Sinn. Unashamedly built for purpose, where function trumps form. The German brand is known for creating over-engineered tool watches that will last the wearer a lifetime, but perhaps not so necessary for everyday life, job depending of course.
While the aviation aesthetic ties are strong and well documented, Sinn has expanded in recent years to entice a broader consumer with options that are more suited to civilian/everyday life. The Sinn104 StSa I W, being a collective hybrid of aviation and diver resulting from this design direction.
The 104 could be considered mostly a modern interpretation of a pilots watch with a sprinkle of diver DNA. The highly polished, stainless steel case and lugs scream dressy attire, yet the angular, sharp lugs give a slightly more aggressive demeanour. Small crown guards are provided to add some protection to the more than adequate signed crown, which at times can dig into the wrist with specific movements if not worn higher on the wrist.
On the reverse, a sapphire display case back reveals the SW220-1 movement along with some minor decorations such as gold rotor and blued screws. The drawback here being the 38hr power reserve which at times can be a reach and winding of the movement is…not the smoothest. The tech inside includes; anti-shock, anti-magnetism and a hefty 200mWR which puts other “sports watch” to shame.
There is no doubt the 104 is built for one purpose…legibility. The beautiful white glossy dial tucked away behind a sapphire crystal that boasts AR on both sides, can only truly be appreciated in person. Matched with contrasting black baton minute indices and those gorgeous syringe style hands are the epitome of simple, readable dials.
Simple italicised logo font (a nod to aviation styling) and a German/English coloured matched day/date wheel finish off the nicely balanced dial.
The coin-edged, bi-directional captive bezel is a slightly more unusual affair using a minutes countdown layout, which, turns out to be very useful in everyday use. Small adjusting screws allow the user to adjust the tension to get the preferred “click” that is desired. It’s not the best rotating bezel I’ve used, but it does the job well with little play.

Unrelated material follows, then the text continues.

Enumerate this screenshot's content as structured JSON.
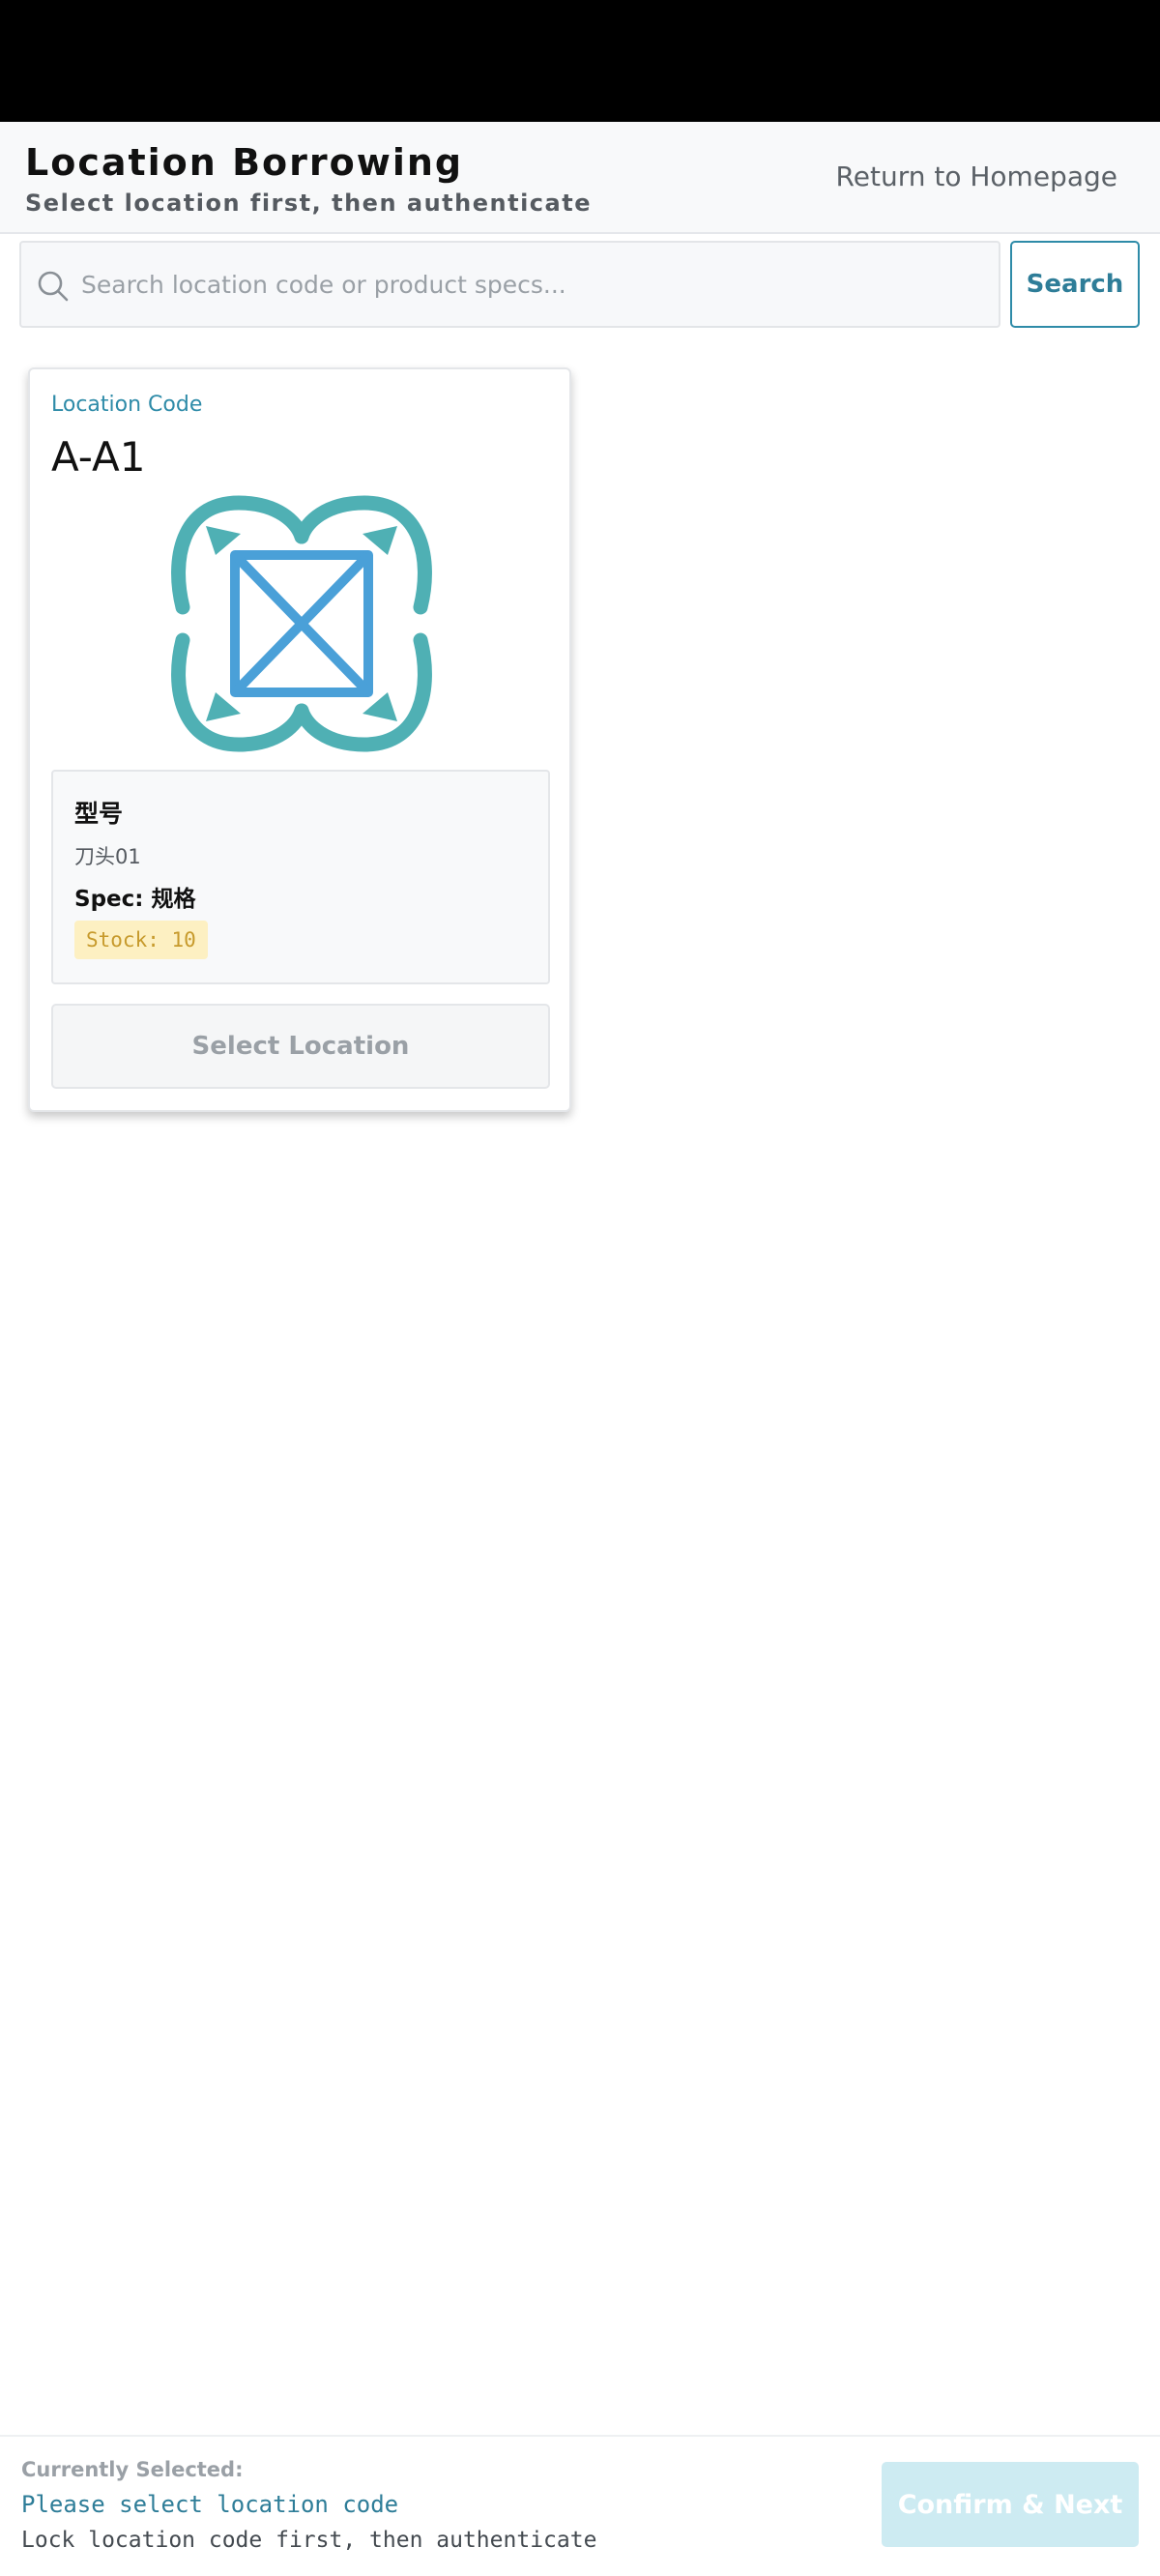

Lume is nicely applied to all indices, and the lumed triangle on the bezel is a nice touch. Attention to detail that is expected from a German company.
Sinn offers multiple options for the 104, and it initially arrived on a chocolate brown, aviation-inspired leather with white stitching. While contrasting nicely with the dial and being relatively soft, the lack of taper, thickness and lack of enough holes meant it didn’t initially fit as hoped.
After a quick strap change, it was a completely different equation, with the perfectly proportioned 41mm case and those angular lugs sitting snuggly on my 6.5″ wrist. At only 75g and 12mm thick, the Sinn104 really is a great all-rounder for everyday use. After a few months, an H-Link bracelet was purchased (something that should’ve been done initially – lesson learnt). While nicely executed, more micro-adjustments would be preferred over a diver extension or at least an option for half links available. Sizing the bracelet was reasonably easy with the use of dual-sided hexagon screws, however, don’t loose the provided tool; otherwise, you will be stuck.
The Sinn104 may not be a “perfect watch”, but it comes pretty darn close. Having owned this particular piece for over a year now, it has quickly become my go to everyday piece. One can not argue the attractiveness of that white dial (other options include black, blue, and a stunning green if white is not your flavour) and fantastic legibility. It looks incredible with any strap combination and works for almost every occasion.
More importantly, wearability is just perfect. So good that when you look down, it’s a pleasant feast for the eyes every-time. On the second-hand market, you’d be pushed to find a better-valued piece with German engineering to back it up.